* _DIRECTIONS FOR THIS TASK_
Copy every line of the data in which the word "embarked" occurs.

^^^^^^^^

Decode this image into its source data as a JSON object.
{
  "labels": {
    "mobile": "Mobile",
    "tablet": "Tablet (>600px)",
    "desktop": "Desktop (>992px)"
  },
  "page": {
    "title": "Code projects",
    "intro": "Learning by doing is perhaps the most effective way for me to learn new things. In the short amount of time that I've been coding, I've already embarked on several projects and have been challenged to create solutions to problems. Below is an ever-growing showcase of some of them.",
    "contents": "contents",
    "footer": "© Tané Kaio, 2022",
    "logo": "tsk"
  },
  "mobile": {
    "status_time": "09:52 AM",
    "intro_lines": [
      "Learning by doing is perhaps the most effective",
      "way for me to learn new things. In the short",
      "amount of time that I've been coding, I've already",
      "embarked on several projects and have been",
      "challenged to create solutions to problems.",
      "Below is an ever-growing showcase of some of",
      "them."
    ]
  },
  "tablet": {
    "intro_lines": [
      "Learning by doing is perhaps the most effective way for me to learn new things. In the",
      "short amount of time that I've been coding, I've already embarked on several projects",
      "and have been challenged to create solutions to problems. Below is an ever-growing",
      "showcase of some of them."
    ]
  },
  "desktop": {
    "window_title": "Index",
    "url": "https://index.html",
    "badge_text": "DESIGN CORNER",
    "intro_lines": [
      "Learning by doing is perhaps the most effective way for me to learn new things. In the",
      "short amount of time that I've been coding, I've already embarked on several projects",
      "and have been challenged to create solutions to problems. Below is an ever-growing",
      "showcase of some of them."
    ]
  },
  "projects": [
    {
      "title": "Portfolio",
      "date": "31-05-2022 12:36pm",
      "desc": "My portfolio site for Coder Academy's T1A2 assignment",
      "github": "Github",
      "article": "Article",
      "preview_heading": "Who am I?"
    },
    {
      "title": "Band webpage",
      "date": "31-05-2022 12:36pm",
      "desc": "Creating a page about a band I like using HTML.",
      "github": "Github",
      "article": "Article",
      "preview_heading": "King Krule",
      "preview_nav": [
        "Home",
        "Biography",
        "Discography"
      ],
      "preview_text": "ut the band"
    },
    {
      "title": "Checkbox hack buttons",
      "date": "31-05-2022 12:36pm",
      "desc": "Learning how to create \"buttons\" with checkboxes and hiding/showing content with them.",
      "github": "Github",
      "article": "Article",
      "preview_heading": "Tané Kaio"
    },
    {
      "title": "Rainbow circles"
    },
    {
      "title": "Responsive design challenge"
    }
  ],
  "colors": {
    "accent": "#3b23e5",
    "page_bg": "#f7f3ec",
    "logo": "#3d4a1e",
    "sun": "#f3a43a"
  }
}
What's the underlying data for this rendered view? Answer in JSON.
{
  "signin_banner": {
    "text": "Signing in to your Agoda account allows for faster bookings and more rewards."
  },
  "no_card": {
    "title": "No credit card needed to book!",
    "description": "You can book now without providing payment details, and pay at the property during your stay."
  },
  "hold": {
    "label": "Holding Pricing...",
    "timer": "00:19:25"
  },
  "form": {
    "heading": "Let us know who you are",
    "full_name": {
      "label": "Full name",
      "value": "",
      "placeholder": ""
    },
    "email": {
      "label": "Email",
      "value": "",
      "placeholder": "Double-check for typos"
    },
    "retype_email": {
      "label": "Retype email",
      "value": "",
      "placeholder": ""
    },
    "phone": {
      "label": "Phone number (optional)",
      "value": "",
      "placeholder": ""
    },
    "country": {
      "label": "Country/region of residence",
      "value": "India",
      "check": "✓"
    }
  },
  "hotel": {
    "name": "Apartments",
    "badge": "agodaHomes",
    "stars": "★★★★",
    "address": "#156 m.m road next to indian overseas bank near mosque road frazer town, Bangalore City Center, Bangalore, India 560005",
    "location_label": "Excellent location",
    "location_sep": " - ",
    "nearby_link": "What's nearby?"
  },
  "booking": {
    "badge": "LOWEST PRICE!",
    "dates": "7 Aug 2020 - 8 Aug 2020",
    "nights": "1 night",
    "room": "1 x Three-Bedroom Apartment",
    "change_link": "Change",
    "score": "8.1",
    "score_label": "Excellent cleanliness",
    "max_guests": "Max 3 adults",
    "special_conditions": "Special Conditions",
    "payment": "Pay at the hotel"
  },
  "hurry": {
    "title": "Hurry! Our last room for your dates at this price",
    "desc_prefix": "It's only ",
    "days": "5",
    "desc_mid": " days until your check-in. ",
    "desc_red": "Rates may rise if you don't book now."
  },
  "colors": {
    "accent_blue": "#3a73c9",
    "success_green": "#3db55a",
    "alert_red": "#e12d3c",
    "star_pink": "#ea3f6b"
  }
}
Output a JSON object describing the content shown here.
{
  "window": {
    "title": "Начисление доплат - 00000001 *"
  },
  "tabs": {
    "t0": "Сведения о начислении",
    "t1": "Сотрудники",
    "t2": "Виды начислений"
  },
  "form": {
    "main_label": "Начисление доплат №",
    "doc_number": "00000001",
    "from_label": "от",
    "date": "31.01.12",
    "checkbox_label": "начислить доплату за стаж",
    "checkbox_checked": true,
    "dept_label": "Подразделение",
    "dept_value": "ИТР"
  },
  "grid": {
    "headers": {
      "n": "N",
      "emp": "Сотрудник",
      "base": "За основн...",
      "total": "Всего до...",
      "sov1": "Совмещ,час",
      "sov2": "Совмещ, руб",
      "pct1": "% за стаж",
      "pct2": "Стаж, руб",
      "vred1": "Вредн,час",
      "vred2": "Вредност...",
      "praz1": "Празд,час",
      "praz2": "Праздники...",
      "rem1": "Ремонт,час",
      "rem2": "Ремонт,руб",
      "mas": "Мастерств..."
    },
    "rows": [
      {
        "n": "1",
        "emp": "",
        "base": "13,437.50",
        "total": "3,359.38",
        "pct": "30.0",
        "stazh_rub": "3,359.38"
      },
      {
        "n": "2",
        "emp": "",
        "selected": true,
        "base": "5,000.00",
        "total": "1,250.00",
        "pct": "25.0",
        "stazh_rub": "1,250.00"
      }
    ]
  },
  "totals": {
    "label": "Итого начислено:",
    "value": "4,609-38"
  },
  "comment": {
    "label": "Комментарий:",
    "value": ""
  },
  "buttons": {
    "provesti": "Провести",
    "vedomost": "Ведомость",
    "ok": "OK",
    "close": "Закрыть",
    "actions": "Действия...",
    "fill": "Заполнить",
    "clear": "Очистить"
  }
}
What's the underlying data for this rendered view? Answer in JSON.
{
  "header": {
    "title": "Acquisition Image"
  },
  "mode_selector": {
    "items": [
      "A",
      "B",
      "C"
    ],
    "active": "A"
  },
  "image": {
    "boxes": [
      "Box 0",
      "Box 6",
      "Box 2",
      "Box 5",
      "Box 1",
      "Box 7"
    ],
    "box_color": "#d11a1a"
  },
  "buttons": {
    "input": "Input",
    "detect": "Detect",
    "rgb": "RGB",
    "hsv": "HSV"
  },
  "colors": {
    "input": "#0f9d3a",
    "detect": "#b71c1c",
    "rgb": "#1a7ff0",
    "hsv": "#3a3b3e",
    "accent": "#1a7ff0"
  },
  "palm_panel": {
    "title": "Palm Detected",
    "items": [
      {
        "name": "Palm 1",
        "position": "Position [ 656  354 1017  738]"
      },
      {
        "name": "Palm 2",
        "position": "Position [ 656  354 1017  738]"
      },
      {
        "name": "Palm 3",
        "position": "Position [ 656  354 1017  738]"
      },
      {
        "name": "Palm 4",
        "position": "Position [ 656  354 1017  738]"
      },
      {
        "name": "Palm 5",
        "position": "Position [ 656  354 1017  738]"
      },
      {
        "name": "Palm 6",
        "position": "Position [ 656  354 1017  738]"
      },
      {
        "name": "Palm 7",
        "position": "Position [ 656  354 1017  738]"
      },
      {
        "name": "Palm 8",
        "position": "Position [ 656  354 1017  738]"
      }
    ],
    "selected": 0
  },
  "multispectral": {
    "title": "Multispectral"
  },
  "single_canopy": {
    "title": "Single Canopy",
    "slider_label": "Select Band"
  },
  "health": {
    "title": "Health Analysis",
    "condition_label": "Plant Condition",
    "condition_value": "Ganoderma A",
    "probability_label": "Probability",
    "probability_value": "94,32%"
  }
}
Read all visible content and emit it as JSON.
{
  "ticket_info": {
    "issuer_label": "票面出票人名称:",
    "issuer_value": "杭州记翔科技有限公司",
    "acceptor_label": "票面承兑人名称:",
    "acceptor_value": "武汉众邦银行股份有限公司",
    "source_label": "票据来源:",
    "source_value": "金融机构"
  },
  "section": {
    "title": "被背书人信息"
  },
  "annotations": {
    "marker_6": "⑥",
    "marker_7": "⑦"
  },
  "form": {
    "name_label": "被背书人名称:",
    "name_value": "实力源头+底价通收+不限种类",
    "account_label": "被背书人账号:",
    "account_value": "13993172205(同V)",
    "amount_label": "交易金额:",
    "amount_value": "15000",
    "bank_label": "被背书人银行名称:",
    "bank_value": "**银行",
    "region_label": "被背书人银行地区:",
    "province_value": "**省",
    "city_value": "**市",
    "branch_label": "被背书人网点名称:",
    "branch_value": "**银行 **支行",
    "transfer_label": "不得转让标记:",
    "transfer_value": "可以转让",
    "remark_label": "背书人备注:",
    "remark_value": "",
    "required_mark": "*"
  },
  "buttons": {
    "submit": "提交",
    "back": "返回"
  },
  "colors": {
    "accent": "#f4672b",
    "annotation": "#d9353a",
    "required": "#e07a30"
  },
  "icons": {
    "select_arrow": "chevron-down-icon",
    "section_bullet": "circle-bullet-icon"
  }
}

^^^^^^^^

* _SOLUTION TO THIS EXERCISE_
    "intro": "Learning by doing is perhaps the most effective way for me to learn new things. In the short amount of time that I've been coding, I've already embarked on several projects and have been challenged to create solutions to problems. Below is an ever-growing showcase of some of them.",
      "embarked on several projects and have been",
      "short amount of time that I've been coding, I've already embarked on several projects",
      "short amount of time that I've been coding, I've already embarked on several projects",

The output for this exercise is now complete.